Police Commissioner Evans says his legacy is that officers on the street ‘treat people with respect’
Four decades ago, when a young man named William B. Evans joined the Boston police, an officer’s work was measured by how many arrests he or she could make, or how many tickets he or she could issue.
Today, Evans, who ascended the ranks to become one of the city’s most visible police commissioners in department history, doesn’t care so much about those statistics.
“I don’t care what numbers my officers get, I don’t care how many people they lock up, as long as they treat people with respect,” Evans, who announced his retirement Monday after 38 years with the force — nearly five as commissioner — said in an interview.
That’s the approach Evans has taken in his police work, a style that prioritizes communicating with residents over arresting them. He leaves that legacy at a department that has built a national reputation for police-community relations, at a time that those relations have soured in other parts of the country.
“I think what’s changed is we’ve elevated our game in community policing, we’ve taken it to another level,” he said, describing how officers interact with residents in neighborhood walks, in tennis programs, even in Zumba classes.

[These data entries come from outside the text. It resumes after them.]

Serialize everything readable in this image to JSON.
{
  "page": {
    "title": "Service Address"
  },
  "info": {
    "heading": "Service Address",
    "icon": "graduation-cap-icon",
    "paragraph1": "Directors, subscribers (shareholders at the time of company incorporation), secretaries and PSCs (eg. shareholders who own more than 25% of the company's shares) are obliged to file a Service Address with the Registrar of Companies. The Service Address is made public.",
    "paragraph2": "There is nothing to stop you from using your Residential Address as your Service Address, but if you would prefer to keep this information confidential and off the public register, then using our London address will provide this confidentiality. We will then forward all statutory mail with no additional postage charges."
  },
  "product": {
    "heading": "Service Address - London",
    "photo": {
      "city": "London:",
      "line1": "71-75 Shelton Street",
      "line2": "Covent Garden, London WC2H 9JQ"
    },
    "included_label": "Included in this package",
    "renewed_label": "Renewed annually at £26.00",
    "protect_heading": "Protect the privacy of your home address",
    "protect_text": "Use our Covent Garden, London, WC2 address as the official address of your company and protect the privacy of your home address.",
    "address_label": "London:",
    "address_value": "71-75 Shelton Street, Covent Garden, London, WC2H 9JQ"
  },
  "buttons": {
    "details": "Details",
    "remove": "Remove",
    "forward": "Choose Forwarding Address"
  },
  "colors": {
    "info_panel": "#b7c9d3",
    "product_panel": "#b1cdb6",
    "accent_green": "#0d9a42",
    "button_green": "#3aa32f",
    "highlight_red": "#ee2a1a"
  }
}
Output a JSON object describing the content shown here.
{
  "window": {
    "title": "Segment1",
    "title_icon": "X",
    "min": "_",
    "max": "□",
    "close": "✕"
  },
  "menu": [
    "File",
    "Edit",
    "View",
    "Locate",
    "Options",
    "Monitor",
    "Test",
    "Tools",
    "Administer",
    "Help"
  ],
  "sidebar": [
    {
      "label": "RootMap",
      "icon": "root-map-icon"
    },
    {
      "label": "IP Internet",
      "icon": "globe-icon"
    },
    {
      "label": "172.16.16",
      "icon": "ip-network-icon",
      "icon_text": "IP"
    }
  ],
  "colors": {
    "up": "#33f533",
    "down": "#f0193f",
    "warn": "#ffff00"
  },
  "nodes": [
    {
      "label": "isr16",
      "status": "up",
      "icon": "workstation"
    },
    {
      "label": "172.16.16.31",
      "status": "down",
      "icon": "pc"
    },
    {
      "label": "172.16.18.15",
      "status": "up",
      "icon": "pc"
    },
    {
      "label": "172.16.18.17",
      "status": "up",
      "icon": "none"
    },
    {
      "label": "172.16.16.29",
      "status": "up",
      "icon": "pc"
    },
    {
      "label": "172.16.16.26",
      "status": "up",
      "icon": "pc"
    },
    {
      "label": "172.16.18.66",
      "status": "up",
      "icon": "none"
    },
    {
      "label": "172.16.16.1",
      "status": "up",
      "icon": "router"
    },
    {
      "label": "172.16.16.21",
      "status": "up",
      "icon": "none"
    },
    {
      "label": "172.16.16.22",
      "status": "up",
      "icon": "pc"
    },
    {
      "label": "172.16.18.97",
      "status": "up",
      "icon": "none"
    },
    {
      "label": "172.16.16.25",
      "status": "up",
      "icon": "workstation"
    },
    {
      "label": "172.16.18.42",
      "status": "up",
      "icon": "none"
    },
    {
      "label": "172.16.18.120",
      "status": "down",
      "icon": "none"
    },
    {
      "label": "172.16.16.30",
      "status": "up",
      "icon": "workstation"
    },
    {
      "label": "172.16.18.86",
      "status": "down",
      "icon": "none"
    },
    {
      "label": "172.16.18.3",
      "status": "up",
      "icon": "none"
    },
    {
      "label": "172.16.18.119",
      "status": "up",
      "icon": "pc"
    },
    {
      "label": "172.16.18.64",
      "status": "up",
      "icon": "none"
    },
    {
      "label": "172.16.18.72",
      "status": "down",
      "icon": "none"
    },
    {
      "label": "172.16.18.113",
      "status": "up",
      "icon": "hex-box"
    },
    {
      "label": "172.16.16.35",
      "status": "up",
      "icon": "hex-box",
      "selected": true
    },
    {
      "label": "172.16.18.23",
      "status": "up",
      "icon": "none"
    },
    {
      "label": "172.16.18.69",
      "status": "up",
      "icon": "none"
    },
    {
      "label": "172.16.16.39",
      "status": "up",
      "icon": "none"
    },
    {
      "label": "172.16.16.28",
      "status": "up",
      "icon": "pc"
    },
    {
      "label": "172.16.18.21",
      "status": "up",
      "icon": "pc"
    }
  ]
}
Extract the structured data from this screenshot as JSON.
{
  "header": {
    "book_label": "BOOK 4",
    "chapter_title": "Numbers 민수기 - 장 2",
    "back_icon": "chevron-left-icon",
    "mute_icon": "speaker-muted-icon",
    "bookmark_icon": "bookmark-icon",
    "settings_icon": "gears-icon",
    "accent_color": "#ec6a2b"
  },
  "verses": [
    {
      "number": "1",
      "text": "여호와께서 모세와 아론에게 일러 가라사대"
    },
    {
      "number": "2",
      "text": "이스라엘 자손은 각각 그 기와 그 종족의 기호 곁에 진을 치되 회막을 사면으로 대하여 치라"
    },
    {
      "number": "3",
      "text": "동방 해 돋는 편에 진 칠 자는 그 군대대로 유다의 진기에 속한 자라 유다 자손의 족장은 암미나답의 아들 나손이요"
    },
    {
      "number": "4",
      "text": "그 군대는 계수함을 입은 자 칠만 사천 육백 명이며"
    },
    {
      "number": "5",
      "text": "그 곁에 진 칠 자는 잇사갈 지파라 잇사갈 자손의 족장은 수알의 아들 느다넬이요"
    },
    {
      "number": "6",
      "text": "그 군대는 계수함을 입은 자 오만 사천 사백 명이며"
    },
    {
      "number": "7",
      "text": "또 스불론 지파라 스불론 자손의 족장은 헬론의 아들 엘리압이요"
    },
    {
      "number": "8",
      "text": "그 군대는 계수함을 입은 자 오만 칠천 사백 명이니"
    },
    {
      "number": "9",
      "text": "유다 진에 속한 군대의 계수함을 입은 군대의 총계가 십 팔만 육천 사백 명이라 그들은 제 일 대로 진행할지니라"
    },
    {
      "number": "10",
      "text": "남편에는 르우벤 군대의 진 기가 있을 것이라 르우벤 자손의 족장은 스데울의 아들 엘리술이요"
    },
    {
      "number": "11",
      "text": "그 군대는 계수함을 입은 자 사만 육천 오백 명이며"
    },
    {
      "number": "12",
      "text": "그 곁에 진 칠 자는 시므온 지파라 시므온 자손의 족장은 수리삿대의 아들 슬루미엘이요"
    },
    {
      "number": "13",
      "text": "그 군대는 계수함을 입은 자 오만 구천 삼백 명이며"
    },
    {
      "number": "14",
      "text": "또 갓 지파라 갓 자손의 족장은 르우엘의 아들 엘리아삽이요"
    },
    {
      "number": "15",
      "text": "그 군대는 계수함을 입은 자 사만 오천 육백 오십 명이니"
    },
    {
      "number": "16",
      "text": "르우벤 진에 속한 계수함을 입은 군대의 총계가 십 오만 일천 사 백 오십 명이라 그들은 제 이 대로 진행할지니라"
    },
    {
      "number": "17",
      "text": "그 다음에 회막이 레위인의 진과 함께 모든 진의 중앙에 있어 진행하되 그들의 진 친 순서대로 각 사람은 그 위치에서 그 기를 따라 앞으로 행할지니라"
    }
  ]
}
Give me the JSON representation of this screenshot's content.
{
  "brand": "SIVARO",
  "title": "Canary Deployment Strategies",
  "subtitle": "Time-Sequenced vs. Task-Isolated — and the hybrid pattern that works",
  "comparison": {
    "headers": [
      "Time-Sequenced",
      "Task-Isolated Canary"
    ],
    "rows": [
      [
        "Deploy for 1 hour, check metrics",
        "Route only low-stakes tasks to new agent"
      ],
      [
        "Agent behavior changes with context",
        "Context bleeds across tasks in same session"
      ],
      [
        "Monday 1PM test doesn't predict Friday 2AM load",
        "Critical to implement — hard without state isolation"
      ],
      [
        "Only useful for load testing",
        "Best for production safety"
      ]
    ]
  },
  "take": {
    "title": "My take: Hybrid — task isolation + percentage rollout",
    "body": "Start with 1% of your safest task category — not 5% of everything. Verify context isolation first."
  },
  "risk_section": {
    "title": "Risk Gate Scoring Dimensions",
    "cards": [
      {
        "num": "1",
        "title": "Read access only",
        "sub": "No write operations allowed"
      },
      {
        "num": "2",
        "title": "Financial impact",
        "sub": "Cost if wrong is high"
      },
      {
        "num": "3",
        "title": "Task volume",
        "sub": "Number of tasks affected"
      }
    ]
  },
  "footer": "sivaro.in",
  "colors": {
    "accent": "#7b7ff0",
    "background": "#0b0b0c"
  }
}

That approach was most evident in the city’s response to Occupy Boston in 2011, when Evans headed the field services unit. More than 100 protesters settled into a tent city in Dewey Square to protest national economic policies. After 70 days, officers were forced to remove them, but Evans said the officers and protesters had built a mutual respect for each other.
Evans recalled telling his officers to see the young protesters for who they were, and what they were protesting: They had the same grievances with those economic policies as the officers had, he pointed out.
“You feel you can relate to some of those kids, and the issues out there,” he said. “We all have bills to pay, we all have kids. There are a lot of issues you can relate to.”
Evans gave several of the leaders among the protesters his cellphone number.
“I think that open dialogue has become a great strategy for everything we deal with,” he said. “We’ve learned it’s better to be nice to people. Treat people the way you want to be treated. That’s my motto, and never forget where you came from.”
In his nearly four decades on the force, Evans was a cadet, and a patrolman who earned a bravery award. He was a captain who oversaw administrative duties. And he was the incident commander who took control of a chaotic scene in Watertown in April 2013 to safely apprehend Dzhokhar Tsarnaev, one of the two brothers responsible for the Boston Marathon bombings.
“That was the most hectic part of my career, over those five days,” he said.
Evans was born and raised in South Boston, the youngest of six brothers. One died at a young age in a car accident. His mother died of cancer when he was 3, and his father died of a heart attack when he was 14. Evans said he was raised by his brothers, but also a caring community, including a local church pastor who helped get him into a private school when he otherwise could not afford it.
After five years as commissioner, an around-the-clock job, Evans, 59, said he wants to spend more time with his family. He said he sleeps with one eye open, fearing a telephone call reporting that a young child or one of his police officers has been shot.
He has three children, now in their 20s, and he and his wife, Terry, have been married for three decades.
“It was hard to walk away. I think the most important thing for me at this point was for my family,” he said. “Now, it’s time to step back and enjoy life a little more.”
He is leaving his post to head public safety at Boston College, a campus he grew familiar with during his nine years as a captain in Allston and Brighton.
He says, though, that he will always be a police officer, and he knows there is more work to do. Overall, crime has dropped in Boston during his tenure, and arrests have also decreased – a testament to the department’s effort to seek ways other than jail to stem crime. “Throwing them in prison isn’t the solution,” he said.
But the city’s murder rate, after a 15-year-low in 2015, has ticked upward. The city has seen 30 murders this year, two more than this time last year, when the city saw 58 killings.
Evans pointed to what he has called senseless youth violence as a cause of the crime that holds steady in the city. But it will take more than police work to address that, he said. The city’s youth need opportunities, like he had when he was younger.
“These kids have nothing to look forward to,” he said. “It’s getting these kids opportunities, so they don’t want to engage in that life style.”
He added, “There’s been a lot of challenges. But I’ve been fortunate to lead a great department.”